*** Input records Section Begins ***

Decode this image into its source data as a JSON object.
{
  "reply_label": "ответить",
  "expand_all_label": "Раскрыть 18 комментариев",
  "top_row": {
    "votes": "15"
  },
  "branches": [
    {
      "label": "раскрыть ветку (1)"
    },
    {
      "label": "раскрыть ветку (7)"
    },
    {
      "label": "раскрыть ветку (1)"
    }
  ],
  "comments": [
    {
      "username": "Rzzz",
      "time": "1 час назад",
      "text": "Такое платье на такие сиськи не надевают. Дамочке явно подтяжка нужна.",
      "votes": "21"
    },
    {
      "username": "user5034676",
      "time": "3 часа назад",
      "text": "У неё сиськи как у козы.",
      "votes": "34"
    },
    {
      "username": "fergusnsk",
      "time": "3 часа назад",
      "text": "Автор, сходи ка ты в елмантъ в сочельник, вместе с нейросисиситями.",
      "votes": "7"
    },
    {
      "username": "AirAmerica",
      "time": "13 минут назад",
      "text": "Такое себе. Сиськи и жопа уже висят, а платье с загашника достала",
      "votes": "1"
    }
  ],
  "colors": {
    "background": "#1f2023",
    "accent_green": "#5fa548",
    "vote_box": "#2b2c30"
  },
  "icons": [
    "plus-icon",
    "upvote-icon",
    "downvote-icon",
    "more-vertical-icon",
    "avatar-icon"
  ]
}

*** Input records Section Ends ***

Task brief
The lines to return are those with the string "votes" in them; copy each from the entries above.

Response
    "votes": "15"
      "votes": "21"
      "votes": "34"
      "votes": "7"
      "votes": "1"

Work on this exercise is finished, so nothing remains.